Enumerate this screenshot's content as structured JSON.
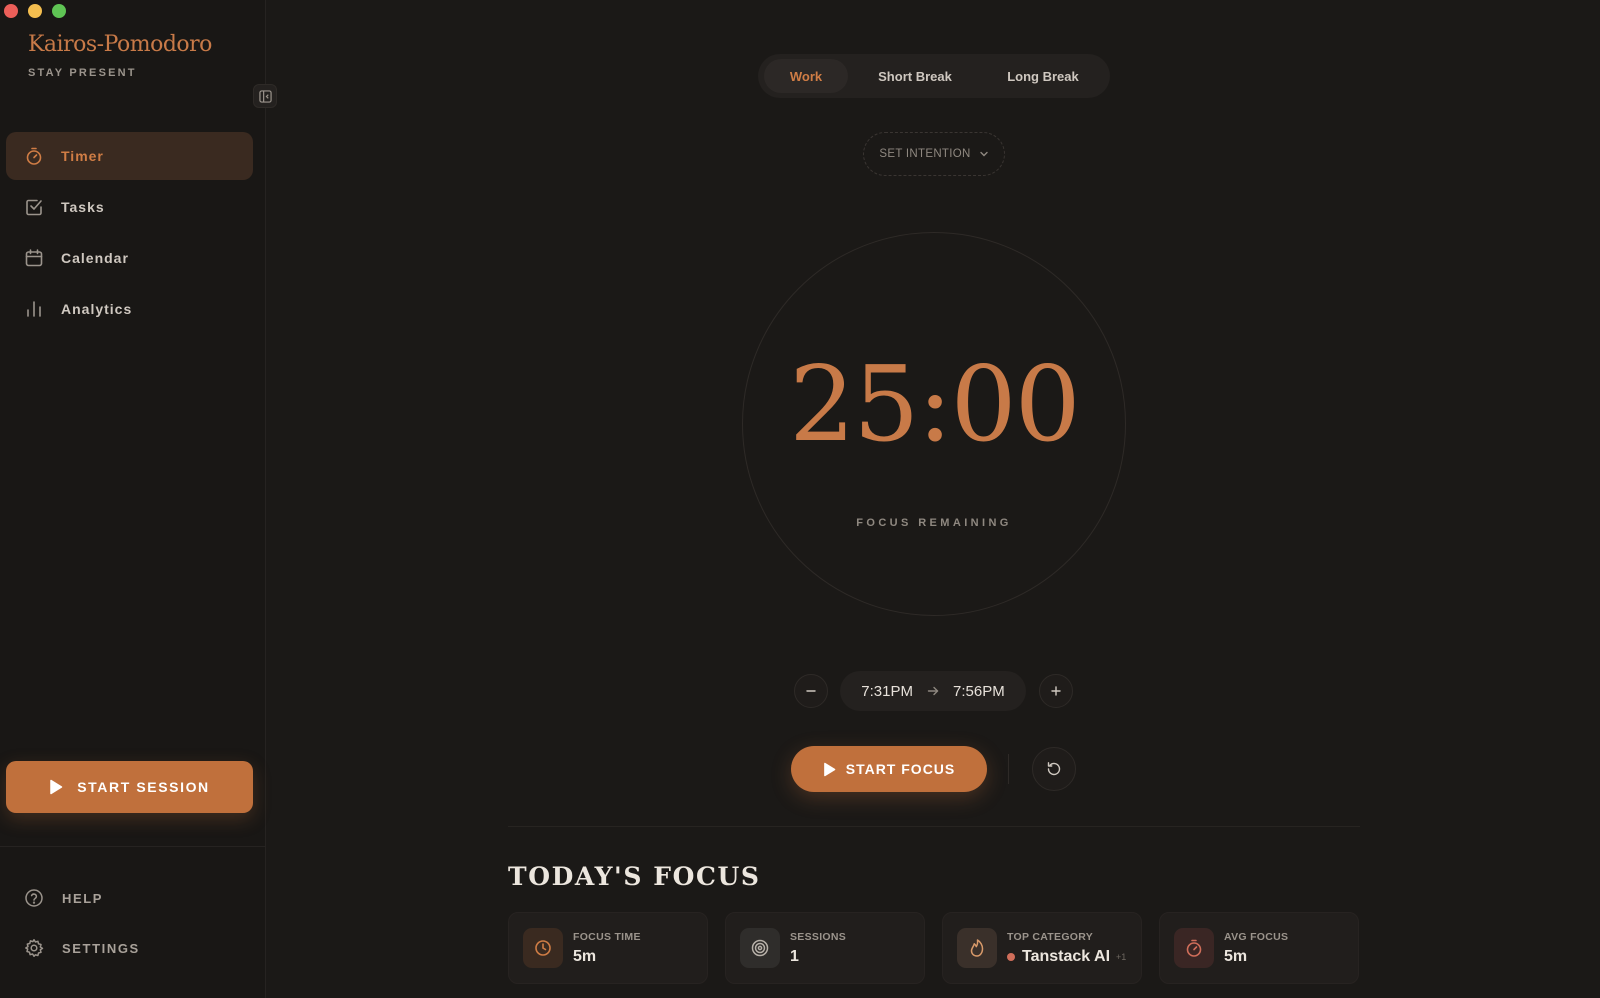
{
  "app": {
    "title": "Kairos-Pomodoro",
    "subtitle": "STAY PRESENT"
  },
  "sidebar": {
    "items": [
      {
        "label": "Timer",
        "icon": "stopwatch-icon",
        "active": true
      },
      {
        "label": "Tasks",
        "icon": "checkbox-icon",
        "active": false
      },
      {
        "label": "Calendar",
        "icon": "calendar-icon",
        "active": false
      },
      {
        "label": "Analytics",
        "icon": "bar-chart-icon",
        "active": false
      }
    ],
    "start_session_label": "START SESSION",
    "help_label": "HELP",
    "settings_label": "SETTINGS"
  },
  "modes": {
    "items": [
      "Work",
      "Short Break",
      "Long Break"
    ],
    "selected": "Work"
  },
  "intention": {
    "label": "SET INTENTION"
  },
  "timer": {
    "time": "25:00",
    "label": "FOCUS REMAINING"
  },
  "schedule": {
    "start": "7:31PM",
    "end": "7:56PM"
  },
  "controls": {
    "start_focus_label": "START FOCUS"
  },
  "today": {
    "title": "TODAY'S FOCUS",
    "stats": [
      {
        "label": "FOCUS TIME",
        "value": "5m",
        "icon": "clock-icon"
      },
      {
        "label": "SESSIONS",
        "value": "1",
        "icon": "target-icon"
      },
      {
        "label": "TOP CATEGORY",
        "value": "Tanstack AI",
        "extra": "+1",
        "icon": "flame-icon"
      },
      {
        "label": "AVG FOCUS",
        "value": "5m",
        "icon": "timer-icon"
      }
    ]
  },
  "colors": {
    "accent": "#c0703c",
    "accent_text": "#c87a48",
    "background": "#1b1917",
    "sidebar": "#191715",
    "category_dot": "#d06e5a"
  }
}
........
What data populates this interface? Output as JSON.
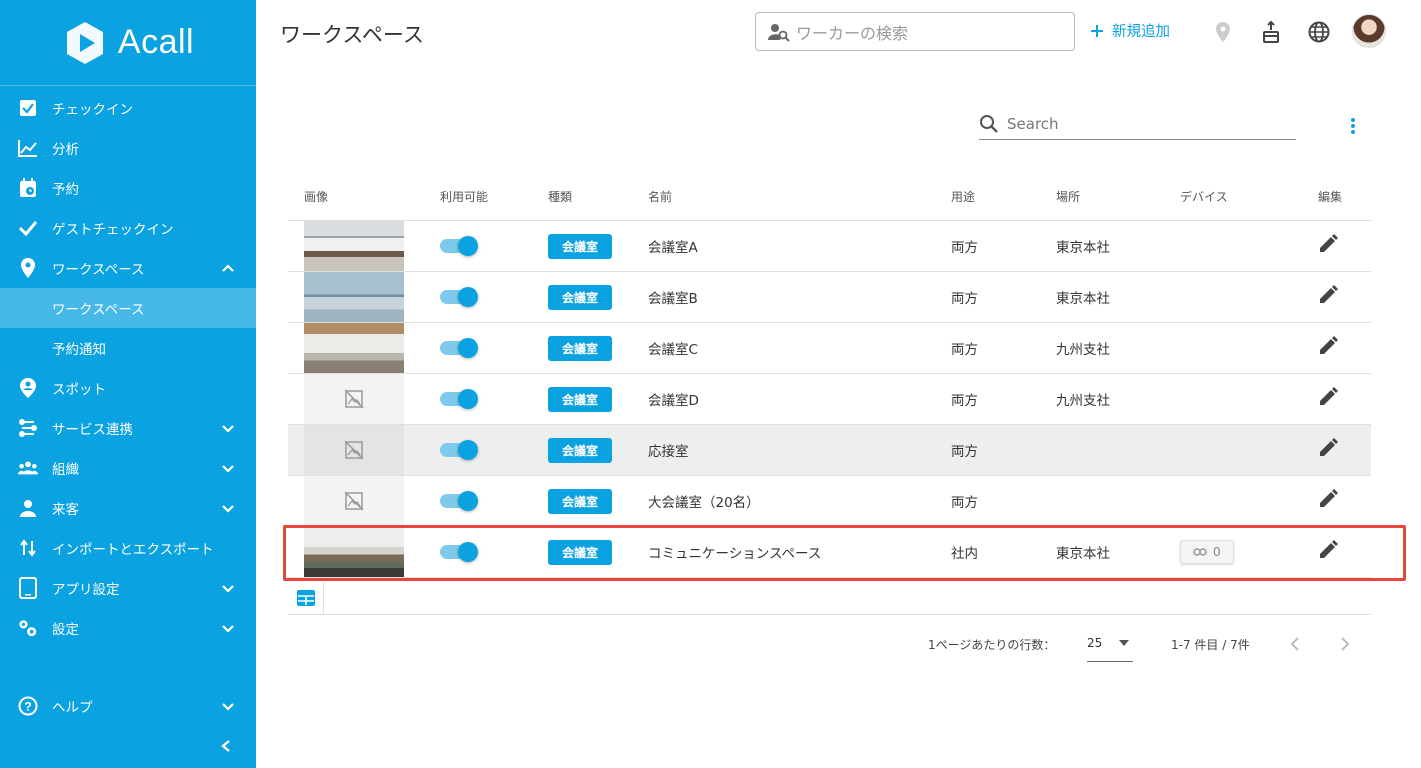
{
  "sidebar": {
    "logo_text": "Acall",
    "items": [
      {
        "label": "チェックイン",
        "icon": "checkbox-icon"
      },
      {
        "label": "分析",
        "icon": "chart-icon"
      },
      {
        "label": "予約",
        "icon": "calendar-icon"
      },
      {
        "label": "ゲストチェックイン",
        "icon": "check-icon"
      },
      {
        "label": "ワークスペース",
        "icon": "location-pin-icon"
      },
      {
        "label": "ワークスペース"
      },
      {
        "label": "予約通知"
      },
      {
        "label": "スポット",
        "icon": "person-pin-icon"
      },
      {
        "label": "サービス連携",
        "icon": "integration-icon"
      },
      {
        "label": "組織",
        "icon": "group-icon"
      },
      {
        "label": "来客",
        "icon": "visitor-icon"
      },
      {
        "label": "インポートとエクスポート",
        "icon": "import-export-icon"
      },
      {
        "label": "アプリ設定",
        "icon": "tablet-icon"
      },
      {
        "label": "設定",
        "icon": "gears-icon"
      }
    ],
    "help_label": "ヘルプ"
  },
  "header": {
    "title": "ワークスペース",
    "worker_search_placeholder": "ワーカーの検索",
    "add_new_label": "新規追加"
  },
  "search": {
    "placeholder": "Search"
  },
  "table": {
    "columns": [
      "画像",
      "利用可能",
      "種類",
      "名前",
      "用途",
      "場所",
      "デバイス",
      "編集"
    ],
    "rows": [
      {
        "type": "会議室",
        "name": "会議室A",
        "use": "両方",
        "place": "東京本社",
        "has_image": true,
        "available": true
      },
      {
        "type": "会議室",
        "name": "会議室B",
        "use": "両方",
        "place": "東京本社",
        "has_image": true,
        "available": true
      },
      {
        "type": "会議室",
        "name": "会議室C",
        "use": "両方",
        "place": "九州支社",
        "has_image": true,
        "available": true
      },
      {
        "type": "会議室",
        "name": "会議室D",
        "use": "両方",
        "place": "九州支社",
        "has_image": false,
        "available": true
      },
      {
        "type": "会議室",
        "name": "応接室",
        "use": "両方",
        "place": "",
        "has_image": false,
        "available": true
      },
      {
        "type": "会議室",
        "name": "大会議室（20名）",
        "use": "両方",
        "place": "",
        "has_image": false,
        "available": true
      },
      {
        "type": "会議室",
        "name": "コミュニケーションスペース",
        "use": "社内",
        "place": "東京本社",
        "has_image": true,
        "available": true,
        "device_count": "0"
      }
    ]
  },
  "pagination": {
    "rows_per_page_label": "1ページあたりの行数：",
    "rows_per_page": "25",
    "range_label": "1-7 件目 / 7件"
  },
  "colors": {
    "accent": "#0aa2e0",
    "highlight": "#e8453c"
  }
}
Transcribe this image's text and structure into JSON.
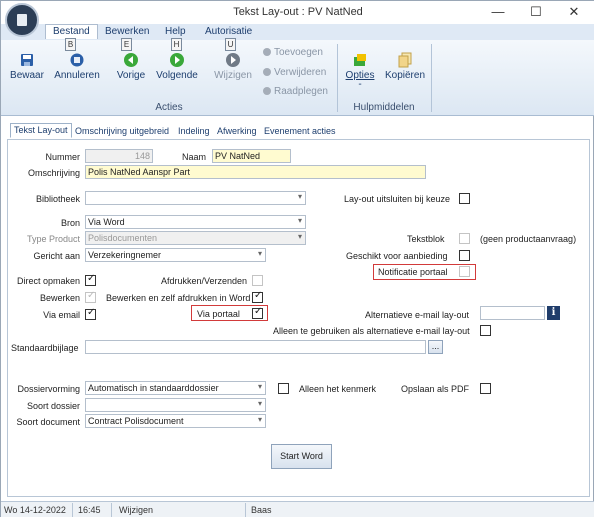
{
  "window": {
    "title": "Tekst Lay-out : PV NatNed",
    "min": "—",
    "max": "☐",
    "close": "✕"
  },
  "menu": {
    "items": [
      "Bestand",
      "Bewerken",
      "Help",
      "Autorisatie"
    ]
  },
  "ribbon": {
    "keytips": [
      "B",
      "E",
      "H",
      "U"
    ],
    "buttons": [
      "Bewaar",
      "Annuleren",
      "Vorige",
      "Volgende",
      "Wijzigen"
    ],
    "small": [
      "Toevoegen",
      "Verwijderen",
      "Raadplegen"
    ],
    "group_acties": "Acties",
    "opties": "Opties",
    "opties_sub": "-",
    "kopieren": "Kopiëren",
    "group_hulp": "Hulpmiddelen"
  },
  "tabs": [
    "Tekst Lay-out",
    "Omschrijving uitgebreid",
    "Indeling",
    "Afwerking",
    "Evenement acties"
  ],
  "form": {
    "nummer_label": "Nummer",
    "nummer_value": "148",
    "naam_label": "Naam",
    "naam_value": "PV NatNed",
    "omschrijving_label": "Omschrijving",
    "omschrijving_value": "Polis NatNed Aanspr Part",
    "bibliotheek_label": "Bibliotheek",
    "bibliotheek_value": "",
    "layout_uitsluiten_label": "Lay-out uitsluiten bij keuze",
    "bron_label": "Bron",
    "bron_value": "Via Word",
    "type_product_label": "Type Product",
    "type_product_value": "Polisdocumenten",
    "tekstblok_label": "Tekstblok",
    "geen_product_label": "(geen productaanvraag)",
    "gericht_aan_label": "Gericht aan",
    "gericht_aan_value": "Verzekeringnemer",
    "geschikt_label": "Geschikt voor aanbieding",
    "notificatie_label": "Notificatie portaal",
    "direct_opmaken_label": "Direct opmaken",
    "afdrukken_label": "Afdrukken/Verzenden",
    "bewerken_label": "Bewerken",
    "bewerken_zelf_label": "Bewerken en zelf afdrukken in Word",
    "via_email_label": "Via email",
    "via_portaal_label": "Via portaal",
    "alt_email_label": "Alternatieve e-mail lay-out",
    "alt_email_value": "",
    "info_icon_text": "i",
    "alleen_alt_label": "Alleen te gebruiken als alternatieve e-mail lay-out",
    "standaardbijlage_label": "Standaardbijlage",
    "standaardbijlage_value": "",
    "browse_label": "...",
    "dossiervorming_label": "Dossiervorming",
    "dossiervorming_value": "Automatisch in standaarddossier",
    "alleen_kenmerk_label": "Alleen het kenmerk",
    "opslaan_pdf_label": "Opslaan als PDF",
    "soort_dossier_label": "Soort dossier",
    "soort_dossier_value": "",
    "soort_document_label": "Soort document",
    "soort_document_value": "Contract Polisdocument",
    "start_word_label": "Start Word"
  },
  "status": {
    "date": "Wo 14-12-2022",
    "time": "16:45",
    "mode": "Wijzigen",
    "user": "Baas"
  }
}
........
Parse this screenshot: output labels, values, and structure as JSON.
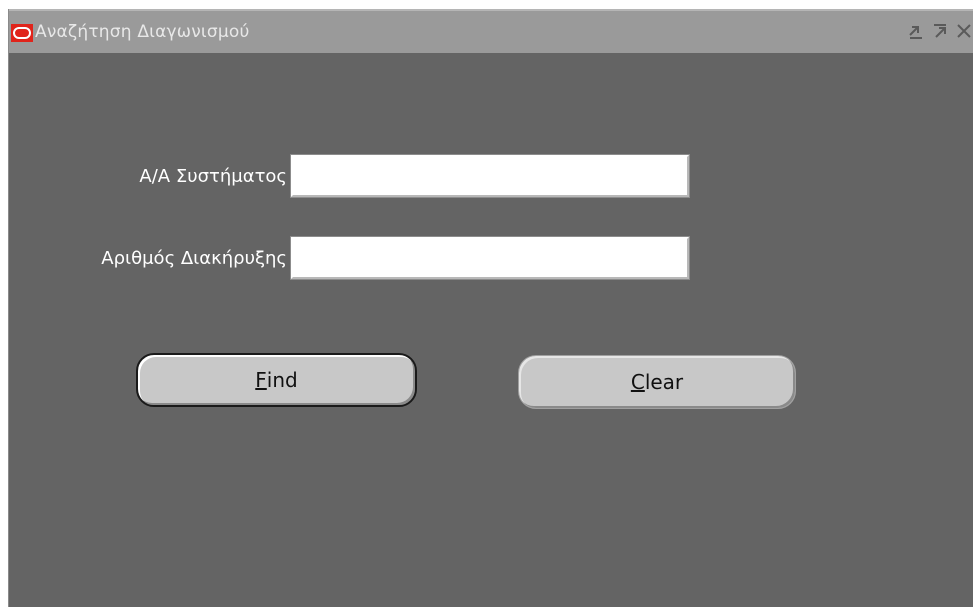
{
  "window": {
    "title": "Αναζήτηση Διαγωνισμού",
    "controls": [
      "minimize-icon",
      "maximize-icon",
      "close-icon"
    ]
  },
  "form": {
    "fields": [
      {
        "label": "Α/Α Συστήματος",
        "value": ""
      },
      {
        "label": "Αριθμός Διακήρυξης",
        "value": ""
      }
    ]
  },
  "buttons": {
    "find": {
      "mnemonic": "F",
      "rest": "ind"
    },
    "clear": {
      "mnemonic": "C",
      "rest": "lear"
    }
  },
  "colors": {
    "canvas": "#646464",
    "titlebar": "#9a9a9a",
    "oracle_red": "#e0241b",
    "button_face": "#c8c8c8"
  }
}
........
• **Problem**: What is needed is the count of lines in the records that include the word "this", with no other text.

• **Result below**: 4